Some star performers may lack the confidence to challenge conventional thinking about themselves and therefore they stay in their given roles.

Those who manage the talent pipeline would be wise to heed the words of composer Ludwig von Beethoven, who wrote, “The barriers are not erected which can say to aspiring talents and industry, ‘Thus far and no farther.’”

Talent wins!

John Baldoni is chair of leadership development at N2Growth, is an internationally recognized leadership educator and executive coach. In 2014, Trust Across America named him to its list of top 100 most trustworthy business experts. Also in 2014, Inc.com named Baldoni to its list of top 100 leadership experts, and Global Gurus ranked him No. 11 on its list of global leadership experts. Baldoni is the author of more than a dozen books, including his newest, “MOXIE: The Secret to Bold and Gutsy Leadership.”
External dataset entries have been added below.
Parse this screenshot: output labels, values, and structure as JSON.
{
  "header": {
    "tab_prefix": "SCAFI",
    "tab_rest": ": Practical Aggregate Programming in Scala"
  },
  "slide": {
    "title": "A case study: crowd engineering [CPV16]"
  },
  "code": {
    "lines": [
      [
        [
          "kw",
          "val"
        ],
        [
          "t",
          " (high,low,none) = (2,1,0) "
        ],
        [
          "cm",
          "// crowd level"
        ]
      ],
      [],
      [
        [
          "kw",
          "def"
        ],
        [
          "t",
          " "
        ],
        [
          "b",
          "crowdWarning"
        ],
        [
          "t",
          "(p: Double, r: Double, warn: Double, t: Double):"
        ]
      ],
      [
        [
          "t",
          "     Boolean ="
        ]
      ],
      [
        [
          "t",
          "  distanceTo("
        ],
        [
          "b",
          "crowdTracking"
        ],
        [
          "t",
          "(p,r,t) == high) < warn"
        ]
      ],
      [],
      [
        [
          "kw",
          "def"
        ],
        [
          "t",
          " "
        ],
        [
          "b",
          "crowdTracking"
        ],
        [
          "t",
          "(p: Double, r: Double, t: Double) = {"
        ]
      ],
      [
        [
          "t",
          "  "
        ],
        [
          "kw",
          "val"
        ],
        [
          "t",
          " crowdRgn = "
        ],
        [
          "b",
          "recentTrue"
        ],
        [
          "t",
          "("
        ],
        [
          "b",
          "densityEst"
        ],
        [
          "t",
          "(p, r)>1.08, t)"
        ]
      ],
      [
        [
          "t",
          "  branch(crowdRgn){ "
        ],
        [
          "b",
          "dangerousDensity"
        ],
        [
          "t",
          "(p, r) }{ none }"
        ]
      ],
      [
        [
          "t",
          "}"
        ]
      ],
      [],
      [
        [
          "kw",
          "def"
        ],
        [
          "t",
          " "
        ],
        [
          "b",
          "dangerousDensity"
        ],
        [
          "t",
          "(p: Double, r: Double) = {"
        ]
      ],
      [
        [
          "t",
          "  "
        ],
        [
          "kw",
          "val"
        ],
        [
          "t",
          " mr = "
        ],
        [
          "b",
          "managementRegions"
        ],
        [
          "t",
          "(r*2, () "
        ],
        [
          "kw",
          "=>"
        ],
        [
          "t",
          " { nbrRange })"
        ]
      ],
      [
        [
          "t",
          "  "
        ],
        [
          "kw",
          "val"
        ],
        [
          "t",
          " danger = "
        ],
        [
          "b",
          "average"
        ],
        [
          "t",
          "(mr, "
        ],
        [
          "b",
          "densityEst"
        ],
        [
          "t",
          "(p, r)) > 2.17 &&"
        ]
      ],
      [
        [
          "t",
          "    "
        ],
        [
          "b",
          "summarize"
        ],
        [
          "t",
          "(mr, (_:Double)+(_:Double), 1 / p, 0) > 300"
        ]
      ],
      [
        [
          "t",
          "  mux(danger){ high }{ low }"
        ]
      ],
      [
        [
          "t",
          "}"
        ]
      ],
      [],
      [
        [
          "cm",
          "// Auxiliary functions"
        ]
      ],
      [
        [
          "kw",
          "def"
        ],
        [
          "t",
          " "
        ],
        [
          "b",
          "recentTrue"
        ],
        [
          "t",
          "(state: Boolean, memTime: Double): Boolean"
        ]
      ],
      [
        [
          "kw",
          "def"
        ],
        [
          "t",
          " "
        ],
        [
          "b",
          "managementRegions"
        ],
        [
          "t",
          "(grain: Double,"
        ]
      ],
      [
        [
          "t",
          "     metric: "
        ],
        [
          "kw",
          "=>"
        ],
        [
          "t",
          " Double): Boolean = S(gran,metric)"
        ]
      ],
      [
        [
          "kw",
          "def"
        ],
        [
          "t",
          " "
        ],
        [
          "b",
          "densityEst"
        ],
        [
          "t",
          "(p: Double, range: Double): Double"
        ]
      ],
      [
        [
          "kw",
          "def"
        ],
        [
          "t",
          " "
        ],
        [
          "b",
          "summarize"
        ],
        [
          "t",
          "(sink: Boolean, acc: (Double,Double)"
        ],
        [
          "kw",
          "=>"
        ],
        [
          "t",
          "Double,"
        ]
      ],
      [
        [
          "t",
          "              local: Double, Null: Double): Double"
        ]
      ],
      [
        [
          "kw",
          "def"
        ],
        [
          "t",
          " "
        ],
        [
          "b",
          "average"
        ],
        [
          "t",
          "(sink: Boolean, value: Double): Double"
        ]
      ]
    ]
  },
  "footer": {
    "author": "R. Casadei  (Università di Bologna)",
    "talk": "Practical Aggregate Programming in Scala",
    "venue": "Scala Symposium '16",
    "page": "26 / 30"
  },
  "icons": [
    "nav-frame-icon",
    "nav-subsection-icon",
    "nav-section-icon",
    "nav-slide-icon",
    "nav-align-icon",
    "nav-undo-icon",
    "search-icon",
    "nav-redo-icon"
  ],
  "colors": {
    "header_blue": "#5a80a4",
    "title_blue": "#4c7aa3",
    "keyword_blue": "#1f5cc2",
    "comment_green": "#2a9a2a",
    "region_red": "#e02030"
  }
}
If you enjoyed this article, join SmartBrief’s e-mail list for our daily newsletter on being a better, smarter leader. (read more…)

Business success today demands careful attention to risk management. Contingency plans, redundant systems, business continuity insurance, and countless other vehicles protect organizations from the volatility and unpredictability of today’s business landscape.

But there’s one area where risk should actually be cultivated rather than averted, and it’s the on-the-job growth, learning and development of leaders.

By definition, developing a leadership capability, skill or experience set means throwing someone into the unknown to do what he or she has not mastered or perhaps even attempted before. There are no guarantees of success when a leader is given an opportunity to develop on the job. But, it’s precisely through these sorts of challenges that humans in general – and leaders in particular – learn most quickly and powerfully.

My ongoing research with senior leaders in 25+ organizations across the U.S. paints a compelling yet simple picture of the most effective leadership development strategy. When asked how their own managers or mentors helped them to grow the most, the No. (read more…)

When I previously wrote about earning trust with co-workers, a friend, a true leader in the public policy field, called to suggest that a closely related and equally important subject is restoring corporate trust.

I immediately went to sit on my front porch and think about his observation. I absolutely agree. The state of corporate morality is at a critical juncture, and there is a real need for companies to commit to the long-term process of regaining lost trust.

Can it be done? Not easily, that is for sure. And with the pressure from Wall Street to maximize earnings every 90 days, it will take special leadership of any publicly traded company to restore trust.

Here’s the background from my standpoint. In the late ’80s and early ’90s, many companies in the U.S. were striving to improve customer service, productivity, processes, employee satisfaction, and to help their people grow and succeed. (read more…)